§ **WORK INSTRUCTION**: From top to bottom, write out the listing exactly and skip every picture.

══ PROVIDED DATA ══

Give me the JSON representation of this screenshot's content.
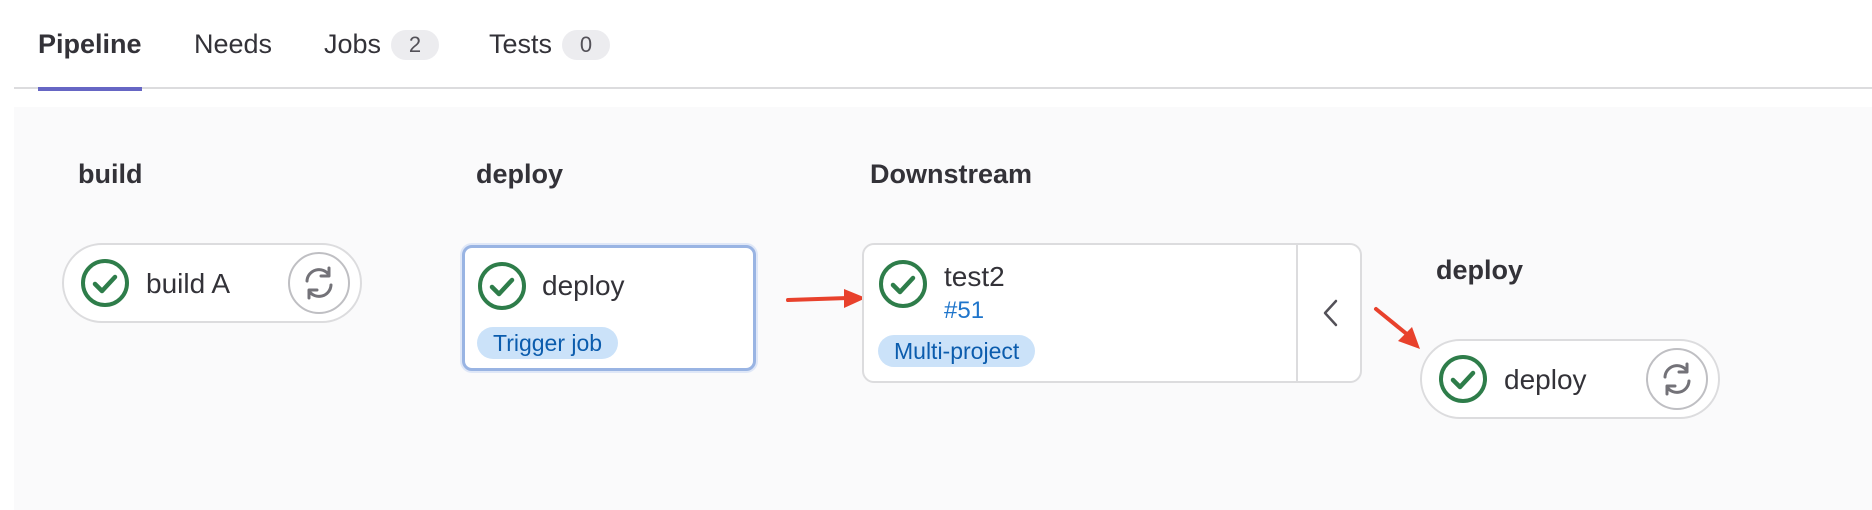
{
  "tabs": [
    {
      "label": "Pipeline",
      "active": true
    },
    {
      "label": "Needs"
    },
    {
      "label": "Jobs",
      "count": "2"
    },
    {
      "label": "Tests",
      "count": "0"
    }
  ],
  "stages": [
    {
      "title": "build",
      "jobs": [
        {
          "name": "build A",
          "status": "success-icon",
          "action": "retry-icon"
        }
      ]
    },
    {
      "title": "deploy",
      "jobs": [
        {
          "name": "deploy",
          "status": "success-icon",
          "tag": "Trigger job"
        }
      ]
    },
    {
      "title": "Downstream",
      "pipelines": [
        {
          "name": "test2",
          "id": "#51",
          "status": "success-icon",
          "tag": "Multi-project",
          "action": "chevron-left-icon"
        }
      ]
    },
    {
      "title": "deploy",
      "jobs": [
        {
          "name": "deploy",
          "status": "success-icon",
          "action": "retry-icon"
        }
      ]
    }
  ],
  "colors": {
    "success": "#2e7d4a",
    "active_tab": "#6666c4",
    "arrow": "#e8412c",
    "link": "#1f75cb",
    "tag_bg": "#cbe2f9",
    "tag_text": "#0b5cad"
  }
}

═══

§ **TASK SOLUTION**:
Give me the JSON representation of this screenshot's content.
{
  "tabs": [
    {
      "label": "Pipeline",
      "active": true
    },
    {
      "label": "Needs"
    },
    {
      "label": "Jobs",
      "count": "2"
    },
    {
      "label": "Tests",
      "count": "0"
    }
  ],
  "stages": [
    {
      "title": "build",
      "jobs": [
        {
          "name": "build A",
          "status": "success-icon",
          "action": "retry-icon"
        }
      ]
    },
    {
      "title": "deploy",
      "jobs": [
        {
          "name": "deploy",
          "status": "success-icon",
          "tag": "Trigger job"
        }
      ]
    },
    {
      "title": "Downstream",
      "pipelines": [
        {
          "name": "test2",
          "id": "#51",
          "status": "success-icon",
          "tag": "Multi-project",
          "action": "chevron-left-icon"
        }
      ]
    },
    {
      "title": "deploy",
      "jobs": [
        {
          "name": "deploy",
          "status": "success-icon",
          "action": "retry-icon"
        }
      ]
    }
  ],
  "colors": {
    "success": "#2e7d4a",
    "active_tab": "#6666c4",
    "arrow": "#e8412c",
    "link": "#1f75cb",
    "tag_bg": "#cbe2f9",
    "tag_text": "#0b5cad"
  }
}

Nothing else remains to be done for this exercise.